Key Differences between NASAA Model Rule and SEC No-Action Letter
There are some important differences between the Model Rule and the SEC No-Action Letter. First, as noted above, the Model Rule would impose limitations on the size of the acquired privately held company (either $25 million in earnings or $250 million in gross revenues), whereas the SEC No-Action Letter allows M&A Brokers to effect securities transactions without regard to the size of the privately held company. Second, the Model Rule would only require that the M&A Broker have a reasonable belief that the buyer of the privately held company will control and be actively involved in its management.
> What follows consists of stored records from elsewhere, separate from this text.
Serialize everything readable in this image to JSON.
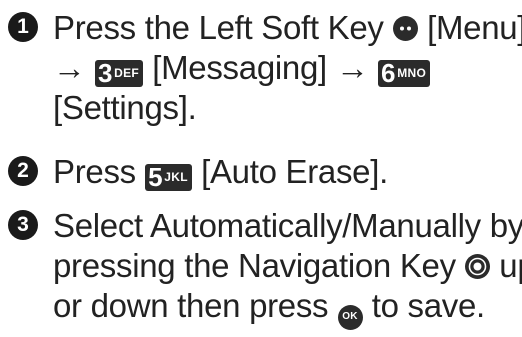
{
  "steps": [
    {
      "number": "1",
      "left_soft_key_text": "Press the Left Soft Key",
      "menu_label": "[Menu]",
      "arrow": "→",
      "key_3": {
        "digit": "3",
        "letters": "DEF"
      },
      "messaging_label": "[Messaging]",
      "key_6": {
        "digit": "6",
        "letters": "MNO"
      },
      "settings_label": "[Settings]."
    },
    {
      "number": "2",
      "press_text": "Press",
      "key_5": {
        "digit": "5",
        "letters": "JKL"
      },
      "auto_erase_label": "[Auto Erase]."
    },
    {
      "number": "3",
      "line1": "Select Automatically/Manually by",
      "line2_before": "pressing the Navigation Key",
      "line2_after": "up",
      "line3_before": "or down then press",
      "ok_label": "OK",
      "line3_after": "to save."
    }
  ],
  "icons": {
    "left_soft_key": "soft-key-dots-icon",
    "navigation_key": "navigation-key-icon",
    "ok_key": "ok-key-icon"
  }
}
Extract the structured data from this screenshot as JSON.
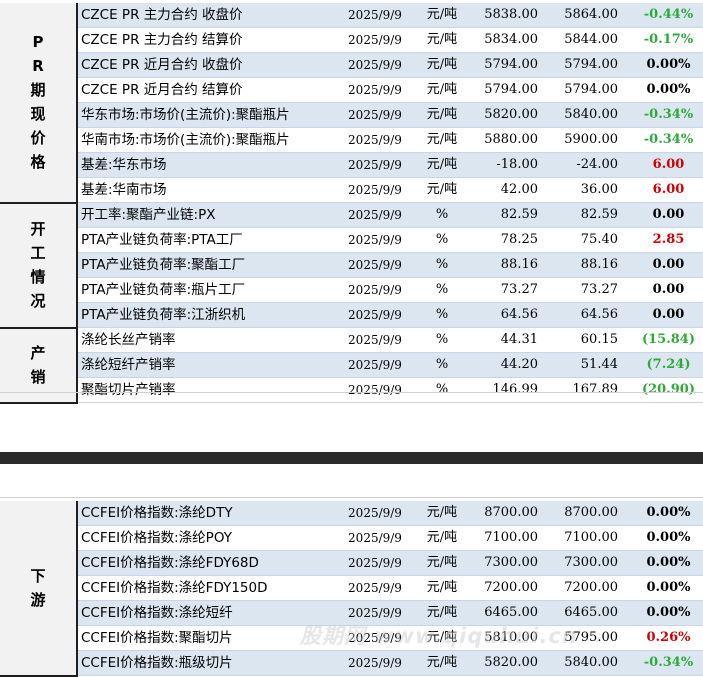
{
  "top_table": {
    "sections": [
      {
        "category": "PR期现价格",
        "rows": [
          {
            "name": "CZCE PR 主力合约 收盘价",
            "date": "2025/9/9",
            "unit": "元/吨",
            "v1": "5838.00",
            "v2": "5864.00",
            "change": "-0.44%",
            "color": "green"
          },
          {
            "name": "CZCE PR 主力合约 结算价",
            "date": "2025/9/9",
            "unit": "元/吨",
            "v1": "5834.00",
            "v2": "5844.00",
            "change": "-0.17%",
            "color": "green"
          },
          {
            "name": "CZCE PR 近月合约 收盘价",
            "date": "2025/9/9",
            "unit": "元/吨",
            "v1": "5794.00",
            "v2": "5794.00",
            "change": "0.00%",
            "color": "black"
          },
          {
            "name": "CZCE PR 近月合约 结算价",
            "date": "2025/9/9",
            "unit": "元/吨",
            "v1": "5794.00",
            "v2": "5794.00",
            "change": "0.00%",
            "color": "black"
          },
          {
            "name": "华东市场:市场价(主流价):聚酯瓶片",
            "date": "2025/9/9",
            "unit": "元/吨",
            "v1": "5820.00",
            "v2": "5840.00",
            "change": "-0.34%",
            "color": "green"
          },
          {
            "name": "华南市场:市场价(主流价):聚酯瓶片",
            "date": "2025/9/9",
            "unit": "元/吨",
            "v1": "5880.00",
            "v2": "5900.00",
            "change": "-0.34%",
            "color": "green"
          },
          {
            "name": "基差:华东市场",
            "date": "2025/9/9",
            "unit": "元/吨",
            "v1": "-18.00",
            "v2": "-24.00",
            "change": "6.00",
            "color": "red"
          },
          {
            "name": "基差:华南市场",
            "date": "2025/9/9",
            "unit": "元/吨",
            "v1": "42.00",
            "v2": "36.00",
            "change": "6.00",
            "color": "red"
          }
        ]
      },
      {
        "category": "开工情况",
        "rows": [
          {
            "name": "开工率:聚酯产业链:PX",
            "date": "2025/9/9",
            "unit": "%",
            "v1": "82.59",
            "v2": "82.59",
            "change": "0.00",
            "color": "black"
          },
          {
            "name": "PTA产业链负荷率:PTA工厂",
            "date": "2025/9/9",
            "unit": "%",
            "v1": "78.25",
            "v2": "75.40",
            "change": "2.85",
            "color": "red"
          },
          {
            "name": "PTA产业链负荷率:聚酯工厂",
            "date": "2025/9/9",
            "unit": "%",
            "v1": "88.16",
            "v2": "88.16",
            "change": "0.00",
            "color": "black"
          },
          {
            "name": "PTA产业链负荷率:瓶片工厂",
            "date": "2025/9/9",
            "unit": "%",
            "v1": "73.27",
            "v2": "73.27",
            "change": "0.00",
            "color": "black"
          },
          {
            "name": "PTA产业链负荷率:江浙织机",
            "date": "2025/9/9",
            "unit": "%",
            "v1": "64.56",
            "v2": "64.56",
            "change": "0.00",
            "color": "black"
          }
        ]
      },
      {
        "category": "产销",
        "rows": [
          {
            "name": "涤纶长丝产销率",
            "date": "2025/9/9",
            "unit": "%",
            "v1": "44.31",
            "v2": "60.15",
            "change": "(15.84)",
            "color": "green"
          },
          {
            "name": "涤纶短纤产销率",
            "date": "2025/9/9",
            "unit": "%",
            "v1": "44.20",
            "v2": "51.44",
            "change": "(7.24)",
            "color": "green"
          },
          {
            "name": "聚酯切片产销率",
            "date": "2025/9/9",
            "unit": "%",
            "v1": "146.99",
            "v2": "167.89",
            "change": "(20.90)",
            "color": "green"
          }
        ]
      }
    ]
  },
  "bottom_table": {
    "sections": [
      {
        "category": "下游",
        "rows": [
          {
            "name": "CCFEI价格指数:涤纶DTY",
            "date": "2025/9/9",
            "unit": "元/吨",
            "v1": "8700.00",
            "v2": "8700.00",
            "change": "0.00%",
            "color": "black"
          },
          {
            "name": "CCFEI价格指数:涤纶POY",
            "date": "2025/9/9",
            "unit": "元/吨",
            "v1": "7100.00",
            "v2": "7100.00",
            "change": "0.00%",
            "color": "black"
          },
          {
            "name": "CCFEI价格指数:涤纶FDY68D",
            "date": "2025/9/9",
            "unit": "元/吨",
            "v1": "7300.00",
            "v2": "7300.00",
            "change": "0.00%",
            "color": "black"
          },
          {
            "name": "CCFEI价格指数:涤纶FDY150D",
            "date": "2025/9/9",
            "unit": "元/吨",
            "v1": "7200.00",
            "v2": "7200.00",
            "change": "0.00%",
            "color": "black"
          },
          {
            "name": "CCFEI价格指数:涤纶短纤",
            "date": "2025/9/9",
            "unit": "元/吨",
            "v1": "6465.00",
            "v2": "6465.00",
            "change": "0.00%",
            "color": "black"
          },
          {
            "name": "CCFEI价格指数:聚酯切片",
            "date": "2025/9/9",
            "unit": "元/吨",
            "v1": "5810.00",
            "v2": "5795.00",
            "change": "0.26%",
            "color": "red"
          },
          {
            "name": "CCFEI价格指数:瓶级切片",
            "date": "2025/9/9",
            "unit": "元/吨",
            "v1": "5820.00",
            "v2": "5840.00",
            "change": "-0.34%",
            "color": "green"
          }
        ]
      }
    ]
  },
  "watermark": "股期网 www.qiquhui.cn",
  "colors": {
    "up": "#d10000",
    "down": "#2eaa38",
    "row_alt": "#dce6f1",
    "category_bg": "#f2f2f2",
    "band": "#2b2b2b"
  }
}
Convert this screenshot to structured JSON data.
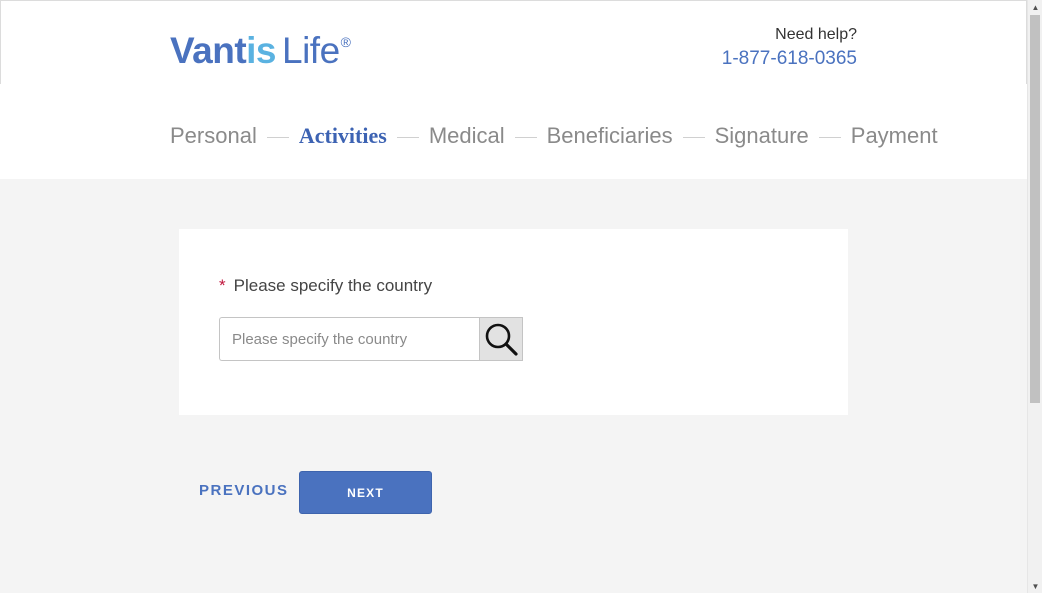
{
  "header": {
    "logo": {
      "part1": "Vantis",
      "part2": "is",
      "part3": "Life",
      "mark": "®"
    },
    "help_label": "Need help?",
    "help_phone": "1-877-618-0365"
  },
  "steps": [
    {
      "label": "Personal",
      "active": false
    },
    {
      "label": "Activities",
      "active": true
    },
    {
      "label": "Medical",
      "active": false
    },
    {
      "label": "Beneficiaries",
      "active": false
    },
    {
      "label": "Signature",
      "active": false
    },
    {
      "label": "Payment",
      "active": false
    }
  ],
  "form": {
    "required_marker": "*",
    "country_label": "Please specify the country",
    "country_placeholder": "Please specify the country",
    "country_value": "",
    "search_icon": "search-icon"
  },
  "nav": {
    "previous_label": "PREVIOUS",
    "next_label": "NEXT"
  },
  "colors": {
    "brand_blue": "#4a72bf",
    "brand_light_blue": "#5ab2e1",
    "active_step": "#3d63b3",
    "required": "#c0143c",
    "background": "#f4f4f4"
  },
  "scrollbar": {
    "up_icon": "scroll-up-arrow-icon",
    "down_icon": "scroll-down-arrow-icon"
  }
}
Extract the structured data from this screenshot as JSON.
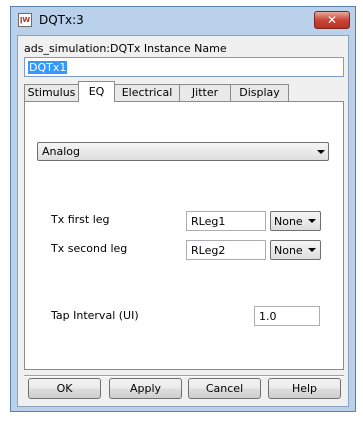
{
  "window": {
    "title": "DQTx:3",
    "icon_glyph": "ǀW",
    "close_glyph": "✕"
  },
  "instance": {
    "label": "ads_simulation:DQTx Instance Name",
    "value": "DQTx1"
  },
  "tabs": [
    {
      "label": "Stimulus",
      "active": false
    },
    {
      "label": "EQ",
      "active": true
    },
    {
      "label": "Electrical",
      "active": false
    },
    {
      "label": "Jitter",
      "active": false
    },
    {
      "label": "Display",
      "active": false
    }
  ],
  "eq": {
    "mode": "Analog",
    "tx_first_leg": {
      "label": "Tx first leg",
      "value": "RLeg1",
      "unit": "None"
    },
    "tx_second_leg": {
      "label": "Tx second leg",
      "value": "RLeg2",
      "unit": "None"
    },
    "tap_interval": {
      "label": "Tap Interval (UI)",
      "value": "1.0"
    }
  },
  "buttons": {
    "ok": "OK",
    "apply": "Apply",
    "cancel": "Cancel",
    "help": "Help"
  }
}
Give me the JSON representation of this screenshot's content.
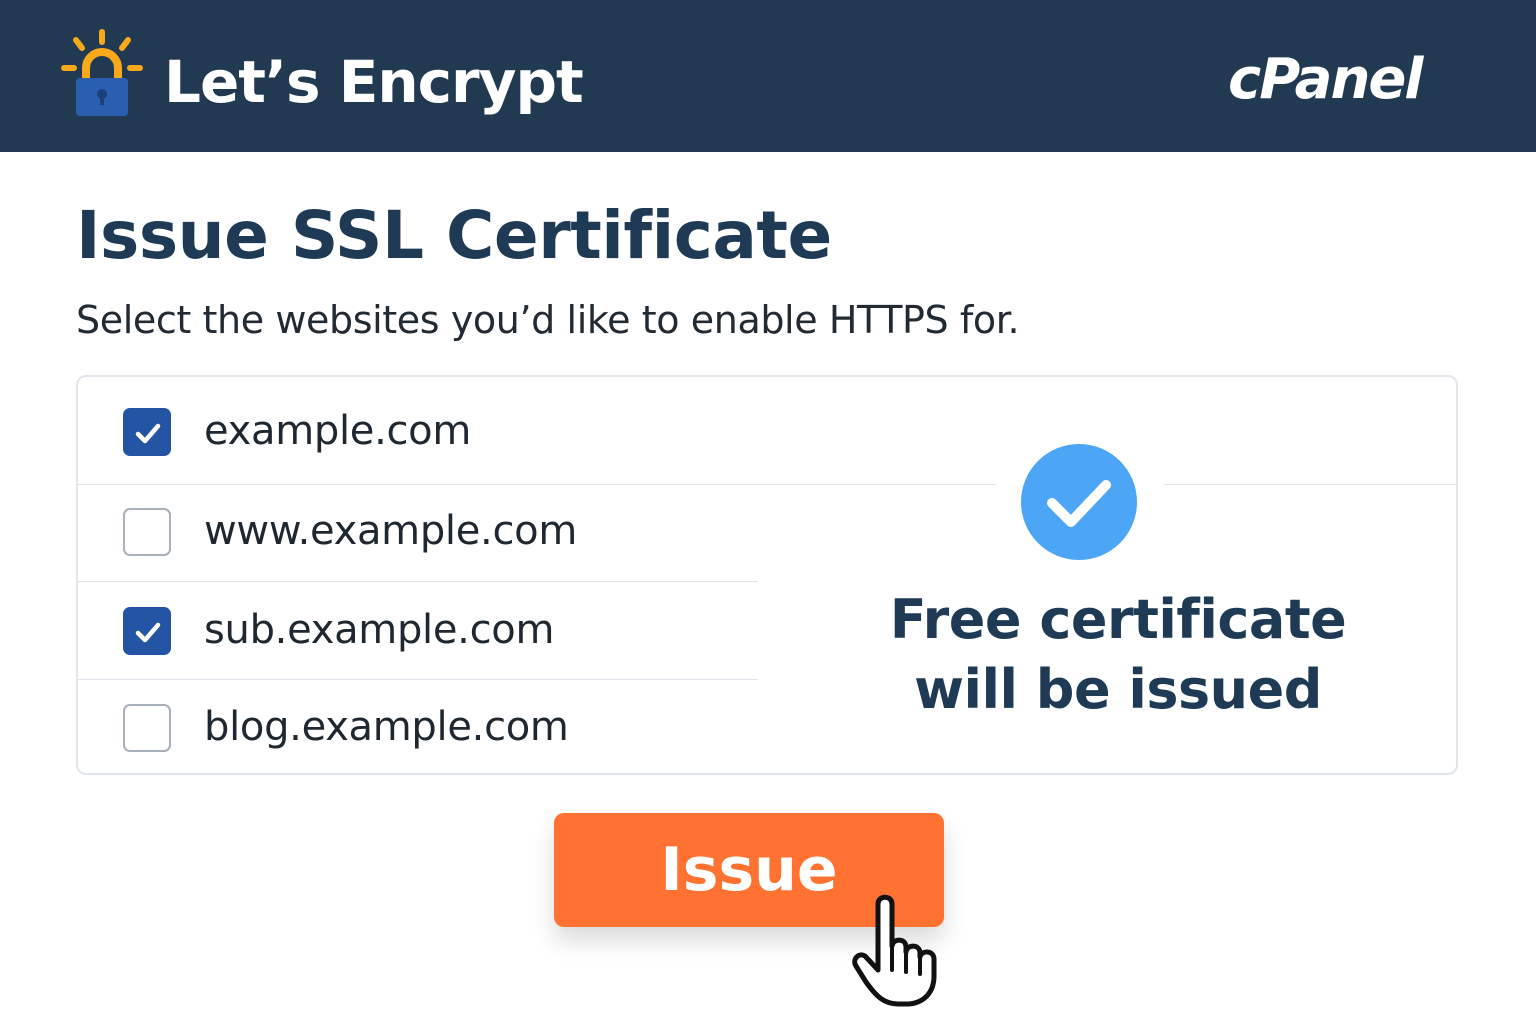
{
  "header": {
    "app_title": "Let’s Encrypt",
    "brand_logo_text": "cPanel",
    "logo_icon": "padlock-sunburst-icon",
    "background_color": "#213a52"
  },
  "main": {
    "title": "Issue SSL Certificate",
    "subtitle": "Select the websites you’d like to enable HTTPS for."
  },
  "domains": [
    {
      "label": "example.com",
      "checked": true
    },
    {
      "label": "www.example.com",
      "checked": false
    },
    {
      "label": "sub.example.com",
      "checked": true
    },
    {
      "label": "blog.example.com",
      "checked": false
    }
  ],
  "status": {
    "icon": "check-circle-icon",
    "line1": "Free certificate",
    "line2": "will be issued",
    "badge_color": "#4da6f5"
  },
  "actions": {
    "issue_label": "Issue",
    "issue_color": "#ff7232"
  },
  "colors": {
    "accent": "#2455a4",
    "heading": "#1f3a55"
  }
}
By contrast, the SEC No-Action Letter requires that the buyer must actually control and actively operate the privately held company. Third, the requisite “control” of a privately held company under the Model Rule means at least a 20% voting interest in the company, whereas the SEC No-Action Letter raises the “control” threshold to at least a 25% voting interest.
Request for Comment
NASAA requested comments on specific aspects of the Model Rule, including the following:
- How long the buyer must control and actively operate the acquired privately held company;
- Whether the definition of a “privately held company” should be revised;
- How the differences between the Model Rule and the SEC No-Action Letter might impact the business activities of M&A Brokers;
- Whether the transactions effected by M&A Brokers should have size restrictions; and
- Whether the definition of M&A Brokers should be expanded to include private equity firms.
If the Model Rule explicitly applied to private equity firms, it would provide the private equity industry with some important (and much-needed) guidance about the applicability of state broker-dealer registration requirements, particularly in light of the uncertainty surrounding the applicability of federal broker-dealer registration requirements to the private equity industry.13
If the Model Rule is approved by NASAA, the individual states must then adopt the Model Rule into their own securities laws before it would take effect.